Ernst Lubitsch started his career in broad slapstick, and a gleam of rowdy humor never fully left his work. The kind of wildness that often peeks through the tuxedoed elegance of his more well-known films—as in Herman Bing’s apoplectic geysers in The Merry Widow or Eugene Palette’s truculence over newspaper funnies in Heaven Can Wait—flows freely and steadily all through The Wildcat. Proudly proclaiming itself “a grotesque in four acts,” the picture takes place in a snow-covered kingdom that could provide the setting for one of Erich von Stroheim’s scabrous fairytales, had Lubitsch already not made the territory his own early on by having the departure of uniformed lothario Lieutenant Alexis (Paul Heidemann) leave behind a crowd of weeping women to miss his “services.” On his way to marry the daughter of the commander of the local fortress, Alexis is held up by a gang of mountain thieves led by spirited tomboy Rischka (Pola Negri), who jumps into action and leaves Alexis in his underpants in the ice, promptly smitten. A film of merrily shifting angles and proportions, The Wildcat delights in raucous mock-opera and lyrical phantasmagoria: The palace, decked with corkscrewing staircases and what look like oversized, art deco question marks, is practically a knowing parody of Caligari expressionism, and in the midst of a mission to infiltrate the fortress, both the outlaws and the guards take time off to get caught up in the rhythms of the waltz emanating from inside. Lubitsch blithely explores sets and frame sizes as if playing with toy soldiers, yet, characteristically, the film is more than an effervescent confection: Beneath the froth is a sharp view of social conventions, as Rischka and Alexis are enchantingly united in dream (spirits rise out of their sleeping bodies for a twirl scored to a full orchestra of snowmen) only to be separated by the reality of class divide. It’s a tribute to Lubitsch’s comic genius that his frenetic gags here brim with as much sly subversion as his later visions of glittering worldliness. Marriage is skewered, hilariously and witheringly, with the couple outfitted in a pair of handcuffs before sitting down in the snow to chow on borscht.
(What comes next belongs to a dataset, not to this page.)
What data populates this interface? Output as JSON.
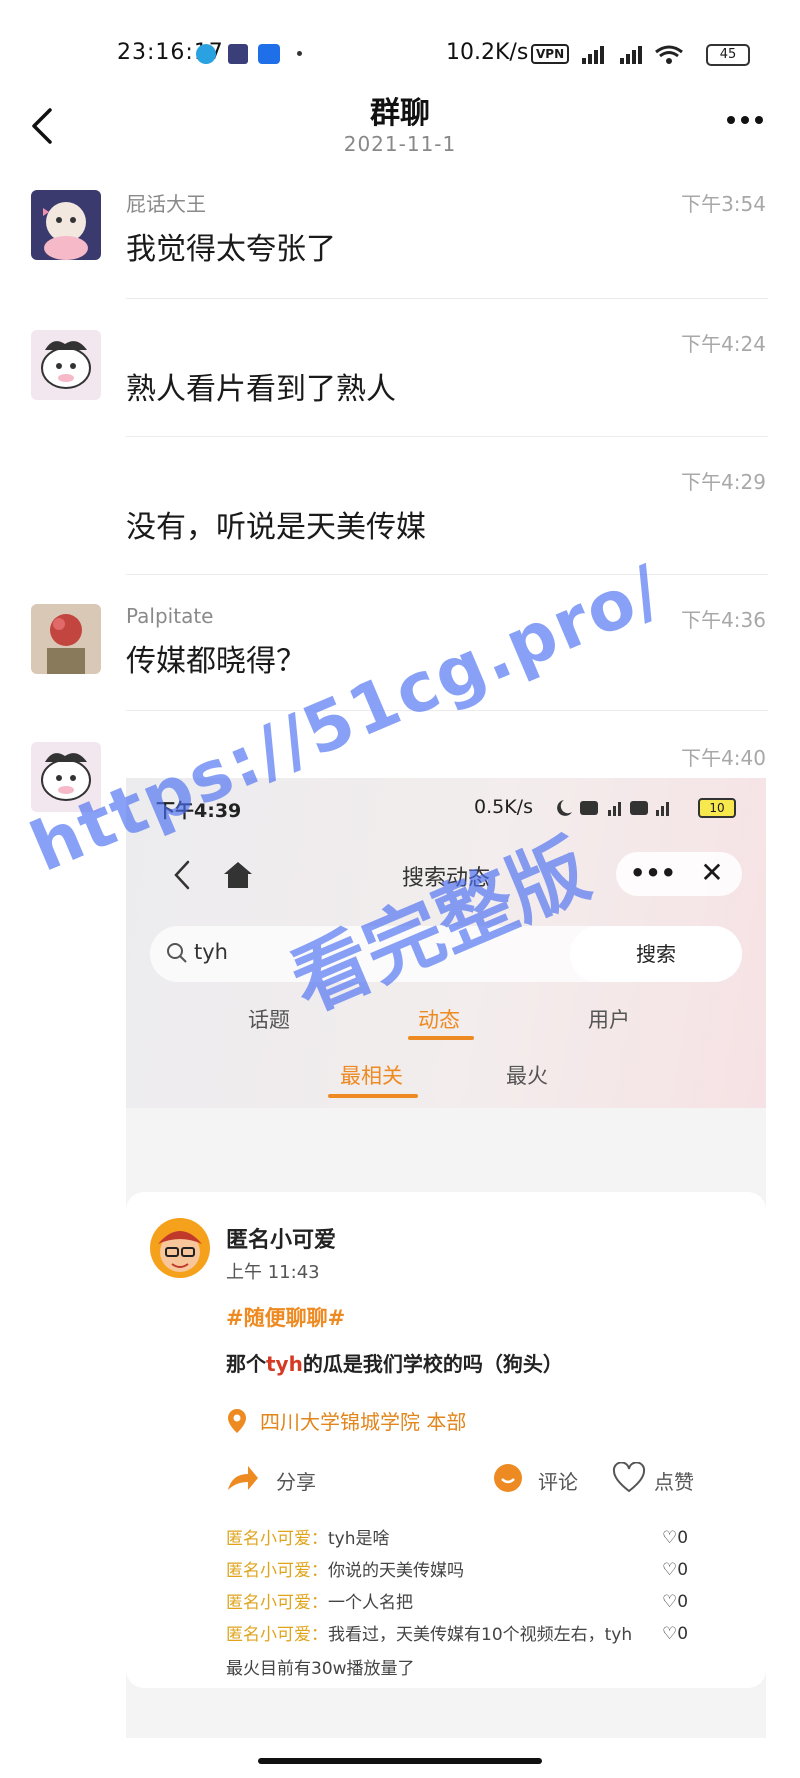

A very pleasing video transfer, crisp enough to nicely capture the texture of the studio snow and the polished checkerboard marble floors of the fortress. The score is also a choice one, appropriately and delicately symphonic instead of the tinkling usually accompanying silents.
A Lubitsch filmography and nothing more.
An uproarious treat for fans of Lubitsch and silent comedy.